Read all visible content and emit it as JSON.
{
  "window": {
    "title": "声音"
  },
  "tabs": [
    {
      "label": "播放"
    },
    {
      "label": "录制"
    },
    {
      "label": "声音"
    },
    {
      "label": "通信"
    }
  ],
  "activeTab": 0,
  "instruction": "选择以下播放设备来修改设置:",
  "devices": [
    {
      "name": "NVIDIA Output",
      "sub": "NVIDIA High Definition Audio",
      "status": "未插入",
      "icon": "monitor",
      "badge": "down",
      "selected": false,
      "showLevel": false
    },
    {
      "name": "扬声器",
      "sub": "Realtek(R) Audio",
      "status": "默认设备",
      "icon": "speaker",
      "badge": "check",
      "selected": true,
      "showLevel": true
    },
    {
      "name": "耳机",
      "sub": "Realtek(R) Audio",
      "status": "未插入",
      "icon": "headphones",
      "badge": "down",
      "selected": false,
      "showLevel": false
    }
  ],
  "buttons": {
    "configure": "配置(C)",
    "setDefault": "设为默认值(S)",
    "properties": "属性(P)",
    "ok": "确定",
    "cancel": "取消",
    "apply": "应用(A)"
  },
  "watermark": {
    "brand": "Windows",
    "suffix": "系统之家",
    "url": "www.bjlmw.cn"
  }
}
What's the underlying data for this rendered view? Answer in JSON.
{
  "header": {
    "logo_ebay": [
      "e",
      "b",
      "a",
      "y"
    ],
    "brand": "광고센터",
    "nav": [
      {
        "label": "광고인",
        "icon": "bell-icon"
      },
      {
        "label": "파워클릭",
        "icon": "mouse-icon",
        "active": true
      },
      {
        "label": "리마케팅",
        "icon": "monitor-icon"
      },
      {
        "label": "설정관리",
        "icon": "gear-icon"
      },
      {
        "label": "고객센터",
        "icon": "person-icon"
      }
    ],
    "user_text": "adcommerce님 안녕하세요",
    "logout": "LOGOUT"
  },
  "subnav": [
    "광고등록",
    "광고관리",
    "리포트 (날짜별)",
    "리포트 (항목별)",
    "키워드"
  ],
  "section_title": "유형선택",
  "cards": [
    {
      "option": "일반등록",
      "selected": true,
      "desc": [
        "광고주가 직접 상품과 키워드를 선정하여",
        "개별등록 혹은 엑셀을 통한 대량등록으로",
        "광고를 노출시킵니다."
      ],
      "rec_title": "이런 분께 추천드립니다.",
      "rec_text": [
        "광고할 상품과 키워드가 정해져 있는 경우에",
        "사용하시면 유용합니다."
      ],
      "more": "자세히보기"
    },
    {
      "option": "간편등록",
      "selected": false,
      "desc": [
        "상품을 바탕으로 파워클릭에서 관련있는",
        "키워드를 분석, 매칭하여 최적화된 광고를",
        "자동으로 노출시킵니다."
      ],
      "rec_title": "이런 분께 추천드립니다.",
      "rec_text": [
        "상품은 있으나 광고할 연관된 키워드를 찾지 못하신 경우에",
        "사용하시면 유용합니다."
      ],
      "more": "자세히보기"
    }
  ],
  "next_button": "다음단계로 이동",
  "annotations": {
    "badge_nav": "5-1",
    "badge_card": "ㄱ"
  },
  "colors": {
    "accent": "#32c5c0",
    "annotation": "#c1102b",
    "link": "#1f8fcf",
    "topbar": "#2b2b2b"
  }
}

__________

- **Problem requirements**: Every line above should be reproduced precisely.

- **Worked solution**:
Read all visible content and emit it as JSON.
{
  "window": {
    "title": "声音"
  },
  "tabs": [
    {
      "label": "播放"
    },
    {
      "label": "录制"
    },
    {
      "label": "声音"
    },
    {
      "label": "通信"
    }
  ],
  "activeTab": 0,
  "instruction": "选择以下播放设备来修改设置:",
  "devices": [
    {
      "name": "NVIDIA Output",
      "sub": "NVIDIA High Definition Audio",
      "status": "未插入",
      "icon": "monitor",
      "badge": "down",
      "selected": false,
      "showLevel": false
    },
    {
      "name": "扬声器",
      "sub": "Realtek(R) Audio",
      "status": "默认设备",
      "icon": "speaker",
      "badge": "check",
      "selected": true,
      "showLevel": true
    },
    {
      "name": "耳机",
      "sub": "Realtek(R) Audio",
      "status": "未插入",
      "icon": "headphones",
      "badge": "down",
      "selected": false,
      "showLevel": false
    }
  ],
  "buttons": {
    "configure": "配置(C)",
    "setDefault": "设为默认值(S)",
    "properties": "属性(P)",
    "ok": "确定",
    "cancel": "取消",
    "apply": "应用(A)"
  },
  "watermark": {
    "brand": "Windows",
    "suffix": "系统之家",
    "url": "www.bjlmw.cn"
  }
}
What's the underlying data for this rendered view? Answer in JSON.
{
  "header": {
    "logo_ebay": [
      "e",
      "b",
      "a",
      "y"
    ],
    "brand": "광고센터",
    "nav": [
      {
        "label": "광고인",
        "icon": "bell-icon"
      },
      {
        "label": "파워클릭",
        "icon": "mouse-icon",
        "active": true
      },
      {
        "label": "리마케팅",
        "icon": "monitor-icon"
      },
      {
        "label": "설정관리",
        "icon": "gear-icon"
      },
      {
        "label": "고객센터",
        "icon": "person-icon"
      }
    ],
    "user_text": "adcommerce님 안녕하세요",
    "logout": "LOGOUT"
  },
  "subnav": [
    "광고등록",
    "광고관리",
    "리포트 (날짜별)",
    "리포트 (항목별)",
    "키워드"
  ],
  "section_title": "유형선택",
  "cards": [
    {
      "option": "일반등록",
      "selected": true,
      "desc": [
        "광고주가 직접 상품과 키워드를 선정하여",
        "개별등록 혹은 엑셀을 통한 대량등록으로",
        "광고를 노출시킵니다."
      ],
      "rec_title": "이런 분께 추천드립니다.",
      "rec_text": [
        "광고할 상품과 키워드가 정해져 있는 경우에",
        "사용하시면 유용합니다."
      ],
      "more": "자세히보기"
    },
    {
      "option": "간편등록",
      "selected": false,
      "desc": [
        "상품을 바탕으로 파워클릭에서 관련있는",
        "키워드를 분석, 매칭하여 최적화된 광고를",
        "자동으로 노출시킵니다."
      ],
      "rec_title": "이런 분께 추천드립니다.",
      "rec_text": [
        "상품은 있으나 광고할 연관된 키워드를 찾지 못하신 경우에",
        "사용하시면 유용합니다."
      ],
      "more": "자세히보기"
    }
  ],
  "next_button": "다음단계로 이동",
  "annotations": {
    "badge_nav": "5-1",
    "badge_card": "ㄱ"
  },
  "colors": {
    "accent": "#32c5c0",
    "annotation": "#c1102b",
    "link": "#1f8fcf",
    "topbar": "#2b2b2b"
  }
}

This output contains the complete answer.